After determining your dog's food sensitivities with a NutriScan test, the next step is to introduce a novel diet to start the healing process. Traditional veterinarians sometimes call these diets "hypoallergenic," but there's really no true hypoallergenic diet, because any animal can react to any food at any time.
Introducing a novel diet involves transitioning your dog to a different food containing ingredients his body isn't familiar with. For example, if he's been eating beef- and rice-based food for a few years, we would slowly transition him to, say, rabbit- and potato-based food.
It's very important that both the primary protein and carbohydrate sources be identified in your pet's current food so we can select a different food without those ingredients. In my experience with novel diets, switching just the main protein or carb isn't as effective as switching both.
In addition to switching the protein and carb sources, it's important to also reduce or eliminate grains and filler ingredients that often play a role in allergic reactions and inflammatory conditions.
I firmly believe pets with food intolerances do best on an ultra-low-starch diet. Because manufacturers don't have to list carbohydrate content on the label, you have to calculate it yourself. It's worth taking the time to do this before choosing a diet so you can avoid further issues down the road.
Moving Beyond the Novel Diet
A dog with food sensitivities should remain on a novel diet for a minimum of two months and preferably three, to allow the body time to clear out the allergenic substances and begin the detoxification process.
During this three-month period I also typically address the dog's dysbiosis (leaky gut syndrome, which results from the allergic inflammatory response in the GI tract) with the appropriate probiotics and nutraceuticals necessary to address the root cause of the problem.
Because each case of food intolerance and dysbiosis is unique, I recommend a custom formulated protocol created by a holistic or integrative veterinarian.
Once a patient has completed two to three months on a novel diet, other foods are slowly reintroduced one at a time, and the dog's response is closely monitored. Some dogs show dramatic improvement on the new diet, and in those cases, I often don't rush the reintroduction of food that could be problematic.
When the dog is stable and doing well, I encourage dog parents to find at least one and preferably two other protein sources their pet tolerates well so that every three to six months, they can rotate proteins and hopefully avoid further allergic reactions.
In addition, the cleaner the proteins, the less chance your dog will become sensitive to them over time. Clean animal proteins are non-toxic. For example, food animals raised on a natural diet (grass-fed, not factory farmed), as well as hormone-free animals, are better food sources for sensitive pets.

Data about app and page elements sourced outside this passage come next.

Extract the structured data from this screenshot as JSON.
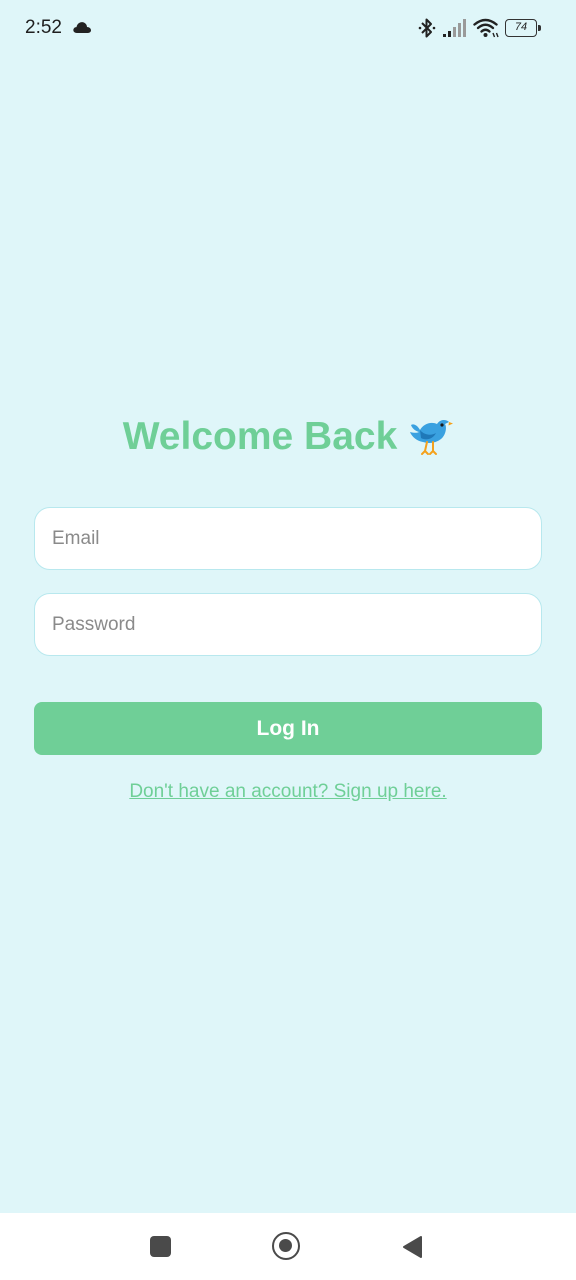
{
  "status_bar": {
    "time": "2:52",
    "battery": "74",
    "icons": [
      "cloud-icon",
      "bluetooth-icon",
      "signal-icon",
      "wifi-icon",
      "battery-icon"
    ]
  },
  "login": {
    "title": "Welcome Back",
    "title_icon": "bird-icon",
    "email_placeholder": "Email",
    "email_value": "",
    "password_placeholder": "Password",
    "password_value": "",
    "login_label": "Log In",
    "signup_link": "Don't have an account? Sign up here."
  },
  "nav_bar": {
    "icons": [
      "recents-square-icon",
      "home-circle-icon",
      "back-triangle-icon"
    ]
  },
  "colors": {
    "background": "#dff6f9",
    "accent": "#6fcf97",
    "input_border": "#b8e8ee"
  }
}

During and after a novel diet, I recommend natural supplements to aid detoxification, relieve allergic symptoms and support your pet's immune system. Your holistic veterinarian can help you select the supplements most appropriate for your pet's individual needs.